WHAT TO WORK ON: Reproduce the records that follow exactly as they appear.

DATASET RECORDS:

· · · · · · ·

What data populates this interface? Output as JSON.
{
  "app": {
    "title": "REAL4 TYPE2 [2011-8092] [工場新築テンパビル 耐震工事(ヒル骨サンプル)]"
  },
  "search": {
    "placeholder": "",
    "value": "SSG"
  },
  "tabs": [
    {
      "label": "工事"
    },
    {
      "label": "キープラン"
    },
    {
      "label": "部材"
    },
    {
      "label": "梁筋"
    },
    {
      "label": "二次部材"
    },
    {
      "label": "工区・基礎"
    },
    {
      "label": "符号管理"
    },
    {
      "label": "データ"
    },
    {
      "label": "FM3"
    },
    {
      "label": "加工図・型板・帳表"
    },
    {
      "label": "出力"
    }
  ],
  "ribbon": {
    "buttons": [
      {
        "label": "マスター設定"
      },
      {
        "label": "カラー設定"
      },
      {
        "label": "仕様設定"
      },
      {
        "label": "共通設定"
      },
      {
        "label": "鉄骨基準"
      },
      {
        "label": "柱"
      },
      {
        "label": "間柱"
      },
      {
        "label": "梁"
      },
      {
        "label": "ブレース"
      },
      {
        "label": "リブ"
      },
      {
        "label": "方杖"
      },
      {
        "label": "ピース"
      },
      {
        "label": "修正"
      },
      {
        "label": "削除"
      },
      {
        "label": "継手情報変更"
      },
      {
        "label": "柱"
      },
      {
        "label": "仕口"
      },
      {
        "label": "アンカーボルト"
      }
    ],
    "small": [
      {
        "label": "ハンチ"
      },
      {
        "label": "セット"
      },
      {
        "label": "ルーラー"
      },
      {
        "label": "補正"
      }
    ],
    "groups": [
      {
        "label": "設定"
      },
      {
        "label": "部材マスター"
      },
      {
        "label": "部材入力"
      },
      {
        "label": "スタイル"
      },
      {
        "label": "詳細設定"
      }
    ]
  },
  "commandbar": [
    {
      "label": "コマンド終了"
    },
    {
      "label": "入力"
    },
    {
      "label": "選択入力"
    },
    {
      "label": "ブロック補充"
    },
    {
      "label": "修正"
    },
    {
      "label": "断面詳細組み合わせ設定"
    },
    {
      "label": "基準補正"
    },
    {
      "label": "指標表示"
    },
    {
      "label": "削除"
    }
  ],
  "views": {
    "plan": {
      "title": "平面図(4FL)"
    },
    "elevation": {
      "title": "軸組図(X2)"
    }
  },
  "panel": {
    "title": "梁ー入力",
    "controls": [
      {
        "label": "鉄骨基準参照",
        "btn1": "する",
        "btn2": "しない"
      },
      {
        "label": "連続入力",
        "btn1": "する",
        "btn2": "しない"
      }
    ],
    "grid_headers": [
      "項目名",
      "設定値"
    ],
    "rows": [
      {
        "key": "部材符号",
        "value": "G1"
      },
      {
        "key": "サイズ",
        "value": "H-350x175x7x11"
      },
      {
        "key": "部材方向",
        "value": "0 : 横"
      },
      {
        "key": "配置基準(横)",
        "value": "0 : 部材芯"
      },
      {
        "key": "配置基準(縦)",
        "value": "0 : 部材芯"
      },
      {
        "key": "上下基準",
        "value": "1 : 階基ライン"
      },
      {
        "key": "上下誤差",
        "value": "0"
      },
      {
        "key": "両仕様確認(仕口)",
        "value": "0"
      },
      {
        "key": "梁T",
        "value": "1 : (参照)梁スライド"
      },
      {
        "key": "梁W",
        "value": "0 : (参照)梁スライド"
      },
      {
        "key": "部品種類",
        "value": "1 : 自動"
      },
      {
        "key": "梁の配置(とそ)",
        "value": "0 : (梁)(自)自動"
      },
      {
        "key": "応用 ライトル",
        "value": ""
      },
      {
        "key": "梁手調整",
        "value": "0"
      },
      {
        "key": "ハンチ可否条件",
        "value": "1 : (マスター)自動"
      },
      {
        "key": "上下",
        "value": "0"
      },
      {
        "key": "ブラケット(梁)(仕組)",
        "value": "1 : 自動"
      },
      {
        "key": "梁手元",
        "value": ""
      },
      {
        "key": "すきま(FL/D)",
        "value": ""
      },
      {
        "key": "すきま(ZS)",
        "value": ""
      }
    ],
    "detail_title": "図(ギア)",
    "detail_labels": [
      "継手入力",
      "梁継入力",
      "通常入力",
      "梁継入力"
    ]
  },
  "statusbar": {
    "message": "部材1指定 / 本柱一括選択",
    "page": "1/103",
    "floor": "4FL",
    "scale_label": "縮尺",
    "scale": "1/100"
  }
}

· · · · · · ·

RESPONSE:
What data populates this interface? Output as JSON.
{
  "app": {
    "title": "REAL4 TYPE2 [2011-8092] [工場新築テンパビル 耐震工事(ヒル骨サンプル)]"
  },
  "search": {
    "placeholder": "",
    "value": "SSG"
  },
  "tabs": [
    {
      "label": "工事"
    },
    {
      "label": "キープラン"
    },
    {
      "label": "部材"
    },
    {
      "label": "梁筋"
    },
    {
      "label": "二次部材"
    },
    {
      "label": "工区・基礎"
    },
    {
      "label": "符号管理"
    },
    {
      "label": "データ"
    },
    {
      "label": "FM3"
    },
    {
      "label": "加工図・型板・帳表"
    },
    {
      "label": "出力"
    }
  ],
  "ribbon": {
    "buttons": [
      {
        "label": "マスター設定"
      },
      {
        "label": "カラー設定"
      },
      {
        "label": "仕様設定"
      },
      {
        "label": "共通設定"
      },
      {
        "label": "鉄骨基準"
      },
      {
        "label": "柱"
      },
      {
        "label": "間柱"
      },
      {
        "label": "梁"
      },
      {
        "label": "ブレース"
      },
      {
        "label": "リブ"
      },
      {
        "label": "方杖"
      },
      {
        "label": "ピース"
      },
      {
        "label": "修正"
      },
      {
        "label": "削除"
      },
      {
        "label": "継手情報変更"
      },
      {
        "label": "柱"
      },
      {
        "label": "仕口"
      },
      {
        "label": "アンカーボルト"
      }
    ],
    "small": [
      {
        "label": "ハンチ"
      },
      {
        "label": "セット"
      },
      {
        "label": "ルーラー"
      },
      {
        "label": "補正"
      }
    ],
    "groups": [
      {
        "label": "設定"
      },
      {
        "label": "部材マスター"
      },
      {
        "label": "部材入力"
      },
      {
        "label": "スタイル"
      },
      {
        "label": "詳細設定"
      }
    ]
  },
  "commandbar": [
    {
      "label": "コマンド終了"
    },
    {
      "label": "入力"
    },
    {
      "label": "選択入力"
    },
    {
      "label": "ブロック補充"
    },
    {
      "label": "修正"
    },
    {
      "label": "断面詳細組み合わせ設定"
    },
    {
      "label": "基準補正"
    },
    {
      "label": "指標表示"
    },
    {
      "label": "削除"
    }
  ],
  "views": {
    "plan": {
      "title": "平面図(4FL)"
    },
    "elevation": {
      "title": "軸組図(X2)"
    }
  },
  "panel": {
    "title": "梁ー入力",
    "controls": [
      {
        "label": "鉄骨基準参照",
        "btn1": "する",
        "btn2": "しない"
      },
      {
        "label": "連続入力",
        "btn1": "する",
        "btn2": "しない"
      }
    ],
    "grid_headers": [
      "項目名",
      "設定値"
    ],
    "rows": [
      {
        "key": "部材符号",
        "value": "G1"
      },
      {
        "key": "サイズ",
        "value": "H-350x175x7x11"
      },
      {
        "key": "部材方向",
        "value": "0 : 横"
      },
      {
        "key": "配置基準(横)",
        "value": "0 : 部材芯"
      },
      {
        "key": "配置基準(縦)",
        "value": "0 : 部材芯"
      },
      {
        "key": "上下基準",
        "value": "1 : 階基ライン"
      },
      {
        "key": "上下誤差",
        "value": "0"
      },
      {
        "key": "両仕様確認(仕口)",
        "value": "0"
      },
      {
        "key": "梁T",
        "value": "1 : (参照)梁スライド"
      },
      {
        "key": "梁W",
        "value": "0 : (参照)梁スライド"
      },
      {
        "key": "部品種類",
        "value": "1 : 自動"
      },
      {
        "key": "梁の配置(とそ)",
        "value": "0 : (梁)(自)自動"
      },
      {
        "key": "応用 ライトル",
        "value": ""
      },
      {
        "key": "梁手調整",
        "value": "0"
      },
      {
        "key": "ハンチ可否条件",
        "value": "1 : (マスター)自動"
      },
      {
        "key": "上下",
        "value": "0"
      },
      {
        "key": "ブラケット(梁)(仕組)",
        "value": "1 : 自動"
      },
      {
        "key": "梁手元",
        "value": ""
      },
      {
        "key": "すきま(FL/D)",
        "value": ""
      },
      {
        "key": "すきま(ZS)",
        "value": ""
      }
    ],
    "detail_title": "図(ギア)",
    "detail_labels": [
      "継手入力",
      "梁継入力",
      "通常入力",
      "梁継入力"
    ]
  },
  "statusbar": {
    "message": "部材1指定 / 本柱一括選択",
    "page": "1/103",
    "floor": "4FL",
    "scale_label": "縮尺",
    "scale": "1/100"
  }
}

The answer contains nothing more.